Radler or Alsterwasser
This is not a separate beer category, but simply Lager beer mixed with lemonade. Known as Radler below the Danube and Alsterwasser north of the Danube, this refreshing mix contains less alcohol than Helles, is less bitter and is enjoyed at many pubs and beer gardens especially in Munich, Cologne and Hamburg.
One of the fastest growing beverages over the past years, alcohol-free beer is no longer the drink of choice only for designated drivers. With fewer calories than soft drinks or even apple juice, this beer can be as much part of a healthy diet as any reduced calorie drink. Special brewing techniques limit the alcohol by either preventing its creation during fermentation or removing it after fermentation. The wort content is between 7-12% and the maximum allowed alcohol content about 0.5%. The most popular brand is Veltins, but most breweries now offer their own non-alcoholic beer.
Malzbier, or Malztrunk as it called nowadays, became very popular during the 1960s. It was frequently given to children as Kinderbier at parties while the grown-ups enjoyed the alcoholic version. Malzbier is brewed like regular beer, but with fewer hops, added brewing sugar and caramelized beet sugar extract. The best known brands are Vita Malz and Kara Malz. Today, many athletes and fitness fans add Malzbier to their diet, because it contains lots of fast burning glucose, minerals and protein.
A Brief History of German Beer, from the first millennium forward
Beer and Cheese: A Match Made in Heaven, a guide to pairing beer and cheese
Forty Ways to Describe Your Beer, a guide to describing beer’s many tastes
Is Beer Good for You?, short answer is yes

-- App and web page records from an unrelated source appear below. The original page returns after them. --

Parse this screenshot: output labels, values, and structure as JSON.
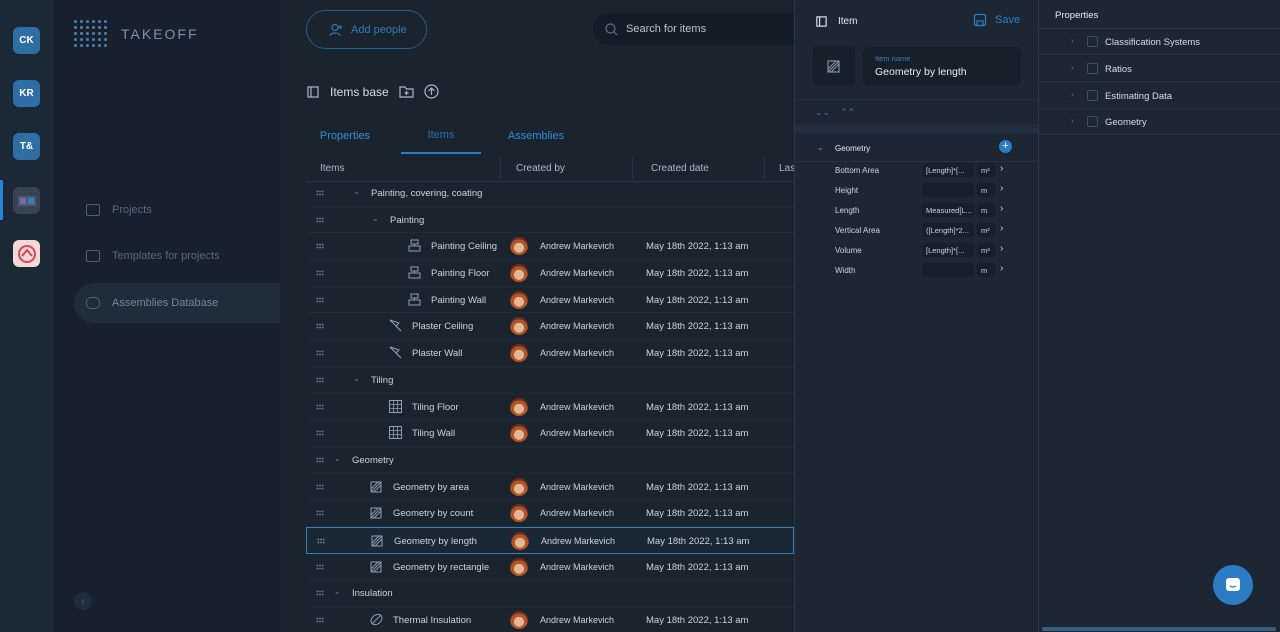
{
  "app": {
    "logo": "TAKEOFF"
  },
  "workspaces": [
    {
      "initials": "CK"
    },
    {
      "initials": "KR"
    },
    {
      "initials": "T&"
    }
  ],
  "sidebar": {
    "items": [
      {
        "label": "Projects"
      },
      {
        "label": "Templates for projects"
      },
      {
        "label": "Assemblies Database"
      }
    ]
  },
  "toolbar": {
    "add_people": "Add people",
    "search_placeholder": "Search for items"
  },
  "items_base": {
    "title": "Items base"
  },
  "tabs": [
    {
      "label": "Properties"
    },
    {
      "label": "Items"
    },
    {
      "label": "Assemblies"
    }
  ],
  "columns": [
    "Items",
    "Created by",
    "Created date",
    "Las"
  ],
  "rows": [
    {
      "name": "Painting, covering, coating",
      "group": true,
      "indent": 1
    },
    {
      "name": "Painting",
      "group": true,
      "indent": 2
    },
    {
      "name": "Painting Ceiling",
      "author": "Andrew Markevich",
      "date": "May 18th 2022, 1:13 am",
      "icon": "paint",
      "indent": 3
    },
    {
      "name": "Painting Floor",
      "author": "Andrew Markevich",
      "date": "May 18th 2022, 1:13 am",
      "icon": "paint",
      "indent": 3
    },
    {
      "name": "Painting Wall",
      "author": "Andrew Markevich",
      "date": "May 18th 2022, 1:13 am",
      "icon": "paint",
      "indent": 3
    },
    {
      "name": "Plaster Ceiling",
      "author": "Andrew Markevich",
      "date": "May 18th 2022, 1:13 am",
      "icon": "trowel",
      "indent": 2
    },
    {
      "name": "Plaster Wall",
      "author": "Andrew Markevich",
      "date": "May 18th 2022, 1:13 am",
      "icon": "trowel",
      "indent": 2
    },
    {
      "name": "Tiling",
      "group": true,
      "indent": 1
    },
    {
      "name": "Tiling Floor",
      "author": "Andrew Markevich",
      "date": "May 18th 2022, 1:13 am",
      "icon": "tile",
      "indent": 2
    },
    {
      "name": "Tiling Wall",
      "author": "Andrew Markevich",
      "date": "May 18th 2022, 1:13 am",
      "icon": "tile",
      "indent": 2
    },
    {
      "name": "Geometry",
      "group": true,
      "indent": 0
    },
    {
      "name": "Geometry by area",
      "author": "Andrew Markevich",
      "date": "May 18th 2022, 1:13 am",
      "icon": "geometry",
      "indent": 1
    },
    {
      "name": "Geometry by count",
      "author": "Andrew Markevich",
      "date": "May 18th 2022, 1:13 am",
      "icon": "geometry",
      "indent": 1
    },
    {
      "name": "Geometry by length",
      "author": "Andrew Markevich",
      "date": "May 18th 2022, 1:13 am",
      "icon": "geometry",
      "indent": 1,
      "selected": true
    },
    {
      "name": "Geometry by rectangle",
      "author": "Andrew Markevich",
      "date": "May 18th 2022, 1:13 am",
      "icon": "geometry",
      "indent": 1
    },
    {
      "name": "Insulation",
      "group": true,
      "indent": 0
    },
    {
      "name": "Thermal Insulation",
      "author": "Andrew Markevich",
      "date": "May 18th 2022, 1:13 am",
      "icon": "leaf",
      "indent": 1
    }
  ],
  "item_panel": {
    "title": "Item",
    "save": "Save",
    "name_label": "Item name",
    "name_value": "Geometry by length",
    "section": "Geometry",
    "properties": [
      {
        "name": "Bottom Area",
        "value": "[Length]*[...",
        "unit": "m²"
      },
      {
        "name": "Height",
        "value": "",
        "unit": "m"
      },
      {
        "name": "Length",
        "value": "Measured[L...",
        "unit": "m"
      },
      {
        "name": "Vertical Area",
        "value": "([Length]*2...",
        "unit": "m²"
      },
      {
        "name": "Volume",
        "value": "[Length]*[...",
        "unit": "m³"
      },
      {
        "name": "Width",
        "value": "",
        "unit": "m"
      }
    ]
  },
  "properties_panel": {
    "title": "Properties",
    "items": [
      {
        "label": "Classification Systems"
      },
      {
        "label": "Ratios"
      },
      {
        "label": "Estimating Data"
      },
      {
        "label": "Geometry"
      }
    ]
  }
}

German Beers Available in North America, the brands you can actually purchase nearby!
Recipes with German Beer, sauces, soups, roasts and more